For now, uncovering the fishpond hidden under thick California grass is the first challenge to overcome. In the last few years, removal of the overgrown invasive species revealed sections of the large pond which once harvested native species of fish for this north shore community. The project uses community volunteer days to educate visitors and residents on the history and function of the Hawaiian fishpond as well as to bring man-power to aid in the massive clearing of overgrown foliage. Kimi Apiki, of ALU LIKE, Inc. (fiscal sponsor to Malama Loko Ea Foundation) praised the outpouring of aid that comes through these volunteer opportunities. “Our project leadership has dedicated invaluable hours of volunteer time and resources that have helped us leverage a lot of funding. We are developing a future of conservation and historical preservation through understanding how to build capacity in all ways. It has been great to have this grant opportunity to grow this project,” said Apiki.
The Malama Loko Ea project plans next to introduce native plants that will not only compliment the pond’s health and inhabitants but also be relevant to the region of Waialua. Community work days and invasive fish removal events are on-going and available for small groups interested in donating time and resources. If you would like to volunteer at the Loko Ea fish pond or would like to share your knowledge of permitting, landscaping, graphic or web design, please contact Jessica, of Malama Loko Ea, via email at email@example.com.
CNHA is a national network of Native Hawaiian Organizations, providing assistance in accessing capital and technical resources, and is a policy voice on issues important to Native Hawaiian communities.
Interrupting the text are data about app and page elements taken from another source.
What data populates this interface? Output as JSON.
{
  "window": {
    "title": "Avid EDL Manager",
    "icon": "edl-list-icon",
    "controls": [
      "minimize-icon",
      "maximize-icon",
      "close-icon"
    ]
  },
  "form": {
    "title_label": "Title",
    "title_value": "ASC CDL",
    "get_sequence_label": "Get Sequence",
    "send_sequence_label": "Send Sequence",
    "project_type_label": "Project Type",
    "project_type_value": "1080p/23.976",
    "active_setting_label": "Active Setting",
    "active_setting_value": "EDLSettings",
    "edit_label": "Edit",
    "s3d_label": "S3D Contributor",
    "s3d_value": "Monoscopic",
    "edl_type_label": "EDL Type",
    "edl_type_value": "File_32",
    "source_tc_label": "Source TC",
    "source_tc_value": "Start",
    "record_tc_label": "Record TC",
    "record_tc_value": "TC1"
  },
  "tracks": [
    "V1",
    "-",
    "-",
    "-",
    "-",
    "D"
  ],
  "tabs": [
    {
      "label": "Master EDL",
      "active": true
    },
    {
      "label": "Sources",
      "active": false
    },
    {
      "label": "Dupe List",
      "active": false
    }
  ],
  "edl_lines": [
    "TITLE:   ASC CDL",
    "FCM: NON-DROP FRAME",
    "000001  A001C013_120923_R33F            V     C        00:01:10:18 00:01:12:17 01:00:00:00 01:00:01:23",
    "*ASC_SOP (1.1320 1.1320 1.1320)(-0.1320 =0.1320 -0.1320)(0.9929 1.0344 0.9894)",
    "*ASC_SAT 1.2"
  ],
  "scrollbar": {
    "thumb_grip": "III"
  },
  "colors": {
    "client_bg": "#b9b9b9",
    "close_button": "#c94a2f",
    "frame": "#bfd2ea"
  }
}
Its mission is to enhance the well-being of Hawaii through the cultural, economic, political, and community development of Native Hawaiians.